State, local lawmakers propose ‘right to recovery’ coronavirus relief package
A coalition of lawmakers are touting nine relief measures they call the “right to recovery” package; among other areas, it focuses on education, healthcare and other assistance for seniors and those with disabilities.
Aldermen, Cook County commissioners and state legislators have drafted a list of demands focused on providing relief to Illinois residents as they deal with life changes brought on by the coronavirus.
At a press conference Monday morning, those lawmakers unveiled nine relief measures they’re calling the “right to recovery” package; it touches on areas including education, healthcare, help for seniors and those with disabilities and people who may be awaiting trial.
The proposed package is meant to “address the basic needs of all of us, particularly the most vulnerable in a moment of an unprecedented public health crisis,” said Ald. Rossana Rodriguez-Sanchez (33rd).
Among the items:
• 20 days of paid emergency leave, guaranteed by city, county, and state governments.
• An indefinite moratorium on evictions and pause on all court hearings and filings for evictions and foreclosures.
• A legally-binding moratorium on water and electric utility shut-offs.
• A waiver on all late payment fees and charges associated with such services.
Some of those policies already are in place, at least partly, temporarily. Cook County Sheriff Tom Dart, for instance, has halted evictions. And Mayor Lori Lightfoot last year ordered an end to all water shut-offs for non-payment.
In addition to the relief package, the legislators also issued a call to modernize legislative sessions until the disaster proclamation for the virus is lifted. This would allow lawmakers to continue to legislate and pass the relief measures unveiled Monday, 25th Ward Ald. Byron Sigcho-Lopez said.
Cook County Commissioner Brandon Johnson said over the past few days the legislators had been able to talk to constituents, service providers and community leaders as well as others about the “necessary measures” needed to prevent the spread of the coronavirus as well as to make sure people are able to recover from it.

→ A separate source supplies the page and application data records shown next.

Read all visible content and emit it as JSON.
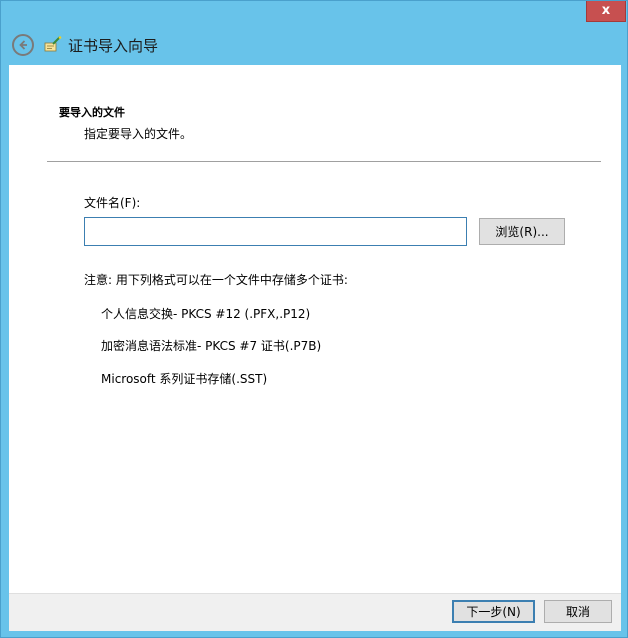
{
  "window": {
    "title": "证书导入向导",
    "close_label": "x"
  },
  "page": {
    "section_title": "要导入的文件",
    "section_desc": "指定要导入的文件。",
    "filename_label": "文件名(F):",
    "filename_value": "",
    "browse_label": "浏览(R)...",
    "note": "注意: 用下列格式可以在一个文件中存储多个证书:",
    "formats": [
      "个人信息交换- PKCS #12 (.PFX,.P12)",
      "加密消息语法标准- PKCS #7 证书(.P7B)",
      "Microsoft 系列证书存储(.SST)"
    ]
  },
  "footer": {
    "next_label": "下一步(N)",
    "cancel_label": "取消"
  },
  "icons": {
    "back": "back-arrow-icon",
    "wizard": "certificate-wizard-icon"
  },
  "colors": {
    "titlebar": "#68c3ea",
    "close": "#c75050",
    "focus": "#3c7fb1"
  }
}
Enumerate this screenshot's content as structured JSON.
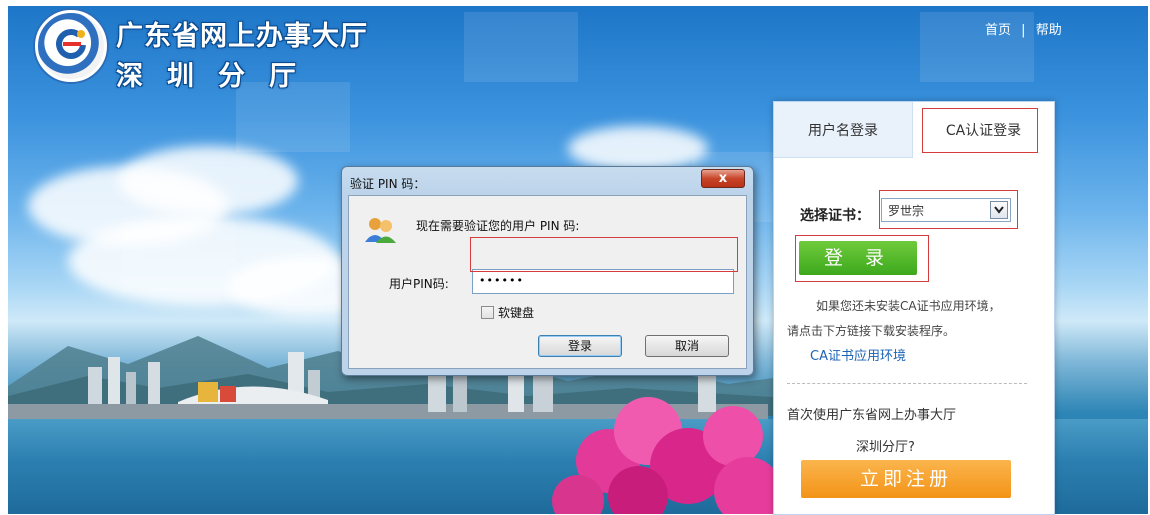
{
  "header": {
    "title_line1": "广东省网上办事大厅",
    "title_line2": "深圳分厅",
    "links": {
      "home": "首页",
      "separator": "|",
      "help": "帮助"
    }
  },
  "login_panel": {
    "tabs": [
      {
        "label": "用户名登录",
        "active": false
      },
      {
        "label": "CA认证登录",
        "active": true
      }
    ],
    "cert_label": "选择证书：",
    "cert_value": "罗世宗",
    "login_button": "登 录",
    "hint_line1": "如果您还未安装CA证书应用环境，",
    "hint_line2": "请点击下方链接下载安装程序。",
    "ca_link": "CA证书应用环境",
    "first_time_line1": "首次使用广东省网上办事大厅",
    "first_time_line2": "深圳分厅?",
    "register_button": "立即注册"
  },
  "pin_dialog": {
    "title": "验证 PIN 码：",
    "close_label": "x",
    "message": "现在需要验证您的用户 PIN 码:",
    "pin_label": "用户PIN码:",
    "pin_value": "••••••",
    "virtual_keyboard_label": "软键盘",
    "virtual_keyboard_checked": false,
    "ok_button": "登录",
    "cancel_button": "取消"
  },
  "colors": {
    "accent_green": "#4cb326",
    "accent_orange": "#f5a02a",
    "highlight_red": "#d63c3c",
    "link_blue": "#1c63b7"
  },
  "icons": {
    "logo": "portal-logo-icon",
    "dialog": "users-icon",
    "dropdown": "chevron-down-icon"
  }
}
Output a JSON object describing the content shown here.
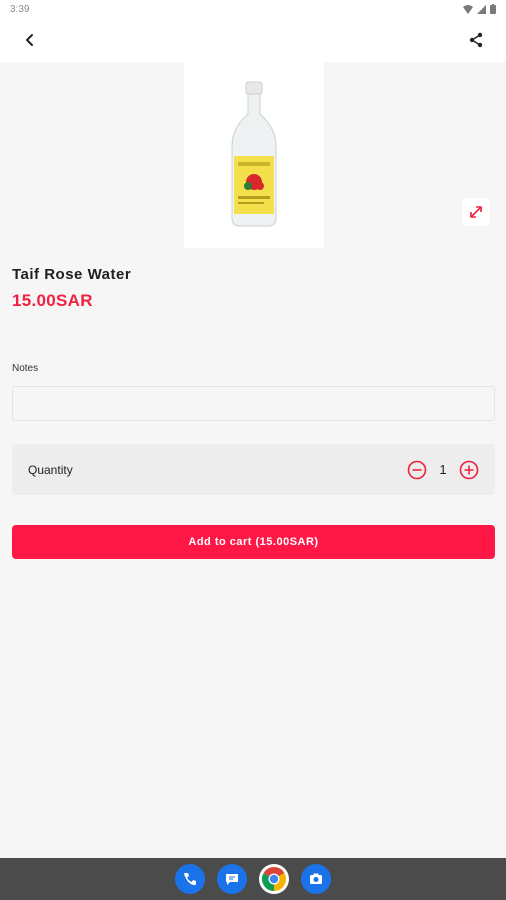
{
  "status_bar": {
    "time": "3:39",
    "icons": [
      "wifi-icon",
      "signal-icon",
      "battery-icon"
    ]
  },
  "app_bar": {
    "back_icon": "chevron-left-icon",
    "share_icon": "share-icon"
  },
  "product": {
    "image_icon": "rose-water-bottle",
    "name": "Taif Rose Water",
    "price": "15.00SAR",
    "expand_icon": "expand-icon"
  },
  "notes": {
    "label": "Notes",
    "value": "",
    "placeholder": ""
  },
  "quantity": {
    "label": "Quantity",
    "value": "1",
    "decrement_icon": "minus-circle-icon",
    "increment_icon": "plus-circle-icon"
  },
  "cart": {
    "button_label": "Add to cart (15.00SAR)"
  },
  "dock": {
    "apps": [
      "phone-icon",
      "messages-icon",
      "chrome-icon",
      "camera-icon"
    ]
  },
  "colors": {
    "accent": "#ff1746",
    "price": "#f0203f",
    "background": "#f6f6f6",
    "nav_bar": "#4b4b4b"
  }
}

The group is also calling for all tests, treatments, and vaccines for the virus to be provided free of charge. All families with school-aged children and all workers facing furloughs, layoffs, and reductions in hours should receive $750 weekly payments during this time to cover the cost of childcare, meals, and or lost wages among other things, according to a memo on the measures.
Carmen Betances, a member of the Jane Addams Senior Caucus, lives in a facility for seniors managed by the Chicago Housing Authority; the recommendations the group has made could help protect seniors like her.
“I am a prisoner of my lungs and a progressive virus, a time bomb,” Betances said. “The CHA’s lack of a clear plan for my health and safety is immoral and unjust.”
A spokeswoman for the housing authority was not immediately available for comment.
Legislators at the three levels are still working to get the proposed legislation written and introduced at the local and state levels, Emma Tai, the executive director of United Working Families, said in a statement. The timeline for passage will “be based on each governmental body’s ability to legislate safely and virtually during the quarantine.”